Never say that someone or something made you mad. If you get angry, it is because you didn’t control your emotions. There certainly can be a righteous anger, but, we have to be honest because we know that most of our anger is from our pride. We also know that in our times of anger, we think and say things that we should not have said and those words are often very vile and evil. We must plant God’s Word in our hearts because it is out of the heart that the mouth speaks. Don’t just plant the Word, but water it and feed it everyday. That means that we have to spend time meditating on God’s Word so that we remember it and act accordingly. If we study, meditate and act according to that word, God can and will bless us.
25 “I, even I, am he who blots out your transgressions, for my own sake, and remembers your sins no more. — Isaiah 43:25 NLT
God forgives us of our sins and chooses not to remember them or hold them against us. No where in the Bible are we instructed to “forgive and forget”. Like many sayings attributed to the Bible, this one is not in there. While it is a beautiful expression and idea, I am not sure that humans are capable of forgetting those transgressions, either the ones we have committed against God or those that have been committed against us. While we may not be capable of forgetting, we are charged over and over with the responsibility of forgiving. That we can do, because it is an act of the will, it is a decision that we make. God has certainly told us that His forgiveness of our sins requires us to forgive others
32 Be kind and compassionate to one another, forgiving each other, just as in Christ God forgave you. — Eph. 4:32
There are many other verses emphasizing the fact that we must forgive. These verses also show us how our relationship with the Father is affected by a lack of forgiveness. (Matt. 6:15) They also show us how a lack of forgiveness causes us to become bitter (Hebrews 12) and how unforgiveness will cause us to lose our reward (2 John).
The “forgetting” part means that we should be so sure and certain about our decision to forigve that the transgression no longer affects our relationship with the person committing the act. It is no longer a part of any discussion we have or any decision that we make. It means that just as God has justified our standing with Him, we do the same for the transgressor. It is as if we had “forgotten” or as if that incident had never happened.
Notice in the passage from Isaiah that God said He would forgive them for His sake which indicates there are some good things that come to those who do the forgiving as well as to those who are forgiven. So, if for no other reason, we need to forgive for our own sake.
28 “Don’t be afraid of those who want to kill your body; they cannot touch your soul. Fear only God, who can destroy both soul and body in hell. 29 What is the price of two sparrows—one copper coin? But not a single sparrow can fall to the ground without your Father knowing it.–Matthew 10:28,29 (NLT)
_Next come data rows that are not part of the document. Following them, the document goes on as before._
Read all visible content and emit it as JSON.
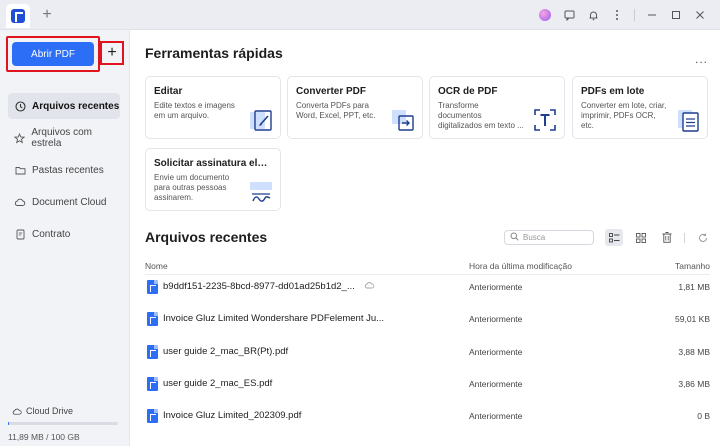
{
  "titlebar": {
    "new_tab_symbol": "+",
    "icons": [
      "app-logo-icon",
      "avatar",
      "feedback-icon",
      "bell-icon",
      "menu-icon",
      "minimize-icon",
      "maximize-icon",
      "close-icon"
    ]
  },
  "sidebar": {
    "open_pdf_label": "Abrir PDF",
    "add_symbol": "+",
    "items": [
      {
        "label": "Arquivos recentes",
        "icon": "clock-icon",
        "active": true
      },
      {
        "label": "Arquivos com estrela",
        "icon": "star-icon",
        "active": false
      },
      {
        "label": "Pastas recentes",
        "icon": "folder-icon",
        "active": false
      },
      {
        "label": "Document Cloud",
        "icon": "cloud-icon",
        "active": false
      },
      {
        "label": "Contrato",
        "icon": "contract-icon",
        "active": false
      }
    ],
    "cloud_drive_label": "Cloud Drive",
    "storage_text": "11,89 MB / 100 GB",
    "storage_fraction": 0.0001
  },
  "quick_tools": {
    "title": "Ferramentas rápidas",
    "more_label": "...",
    "cards": [
      {
        "title": "Editar",
        "desc": "Edite textos e imagens em um arquivo.",
        "icon": "edit-icon"
      },
      {
        "title": "Converter PDF",
        "desc": "Converta PDFs para Word, Excel, PPT, etc.",
        "icon": "convert-icon"
      },
      {
        "title": "OCR de PDF",
        "desc": "Transforme documentos digitalizados em texto ...",
        "icon": "ocr-icon"
      },
      {
        "title": "PDFs em lote",
        "desc": "Converter em lote, criar, imprimir, PDFs OCR, etc.",
        "icon": "batch-icon"
      },
      {
        "title": "Solicitar assinatura eletrô...",
        "desc": "Envie um documento para outras pessoas assinarem.",
        "icon": "signature-icon"
      }
    ]
  },
  "recent": {
    "title": "Arquivos recentes",
    "search_placeholder": "Busca",
    "columns": {
      "name": "Nome",
      "modified": "Hora da última modificação",
      "size": "Tamanho"
    },
    "files": [
      {
        "name": "b9ddf151-2235-8bcd-8977-dd01ad25b1d2_...",
        "modified": "Anteriormente",
        "size": "1,81 MB",
        "cloud": true
      },
      {
        "name": "Invoice Gluz Limited Wondershare PDFelement Ju...",
        "modified": "Anteriormente",
        "size": "59,01 KB",
        "cloud": false
      },
      {
        "name": "user guide 2_mac_BR(Pt).pdf",
        "modified": "Anteriormente",
        "size": "3,88 MB",
        "cloud": false
      },
      {
        "name": "user guide 2_mac_ES.pdf",
        "modified": "Anteriormente",
        "size": "3,86 MB",
        "cloud": false
      },
      {
        "name": "Invoice Gluz Limited_202309.pdf",
        "modified": "Anteriormente",
        "size": "0 B",
        "cloud": false
      }
    ]
  },
  "colors": {
    "accent": "#2c6ef5",
    "highlight": "#e0141e",
    "sidebar_bg": "#f2f3f6"
  }
}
6 “What is the price of five sparrows—two copper coins? Yet God does not forget a single one of them. 7 And the very hairs on your head are all numbered. So don’t be afraid; you are more valuable to God than a whole flock of sparrows.–Luke 12:6 (NLT)
In social jargon, the “fifth wheel” is the person without a date or a mate. If that person happens to be you, you just might experience some uncomfortable moments. You might even feel like a “misfit” and wish you were home by yourself. These times could cause a person to feel worthless. If you read today’s scripture passages again, you might notice there is a little problem with the math. In Matthew, 1 coin buys 2 sparrows, but in Luke, 2 coins buys 5 sparrows. Shouldn’t 2 coins buy 4 sparrows? Yet, there it is, written in God’s Word, 5 sparrows. It is as if the 5th sparrow is worthless. As if because it cost nothing, it therefore has no value. But then, notice what the rest of verse 6 says: “Yet God does not forget a single one of them.” Always remember, everyone of us is important to God. Perhaps, we can’t preach like Billy Graham, sing like George Beverly Shea and maybe we haven’t been used of God to do miracles, but of this one thing, we can be sure. We are just as important to God’s eternal plan as any of those people. Abraham, Moses, Joseph, David, and Elijah all had their moments. But Jesus said: “None is greater than John the Baptist”.
**The idea for today’s devotional and the “math” problem was from a sermon entitled “Does God Know That I Exist?” by Rev. Eddie Herring, Prospect United Methodist Church, Lawrenceville , GA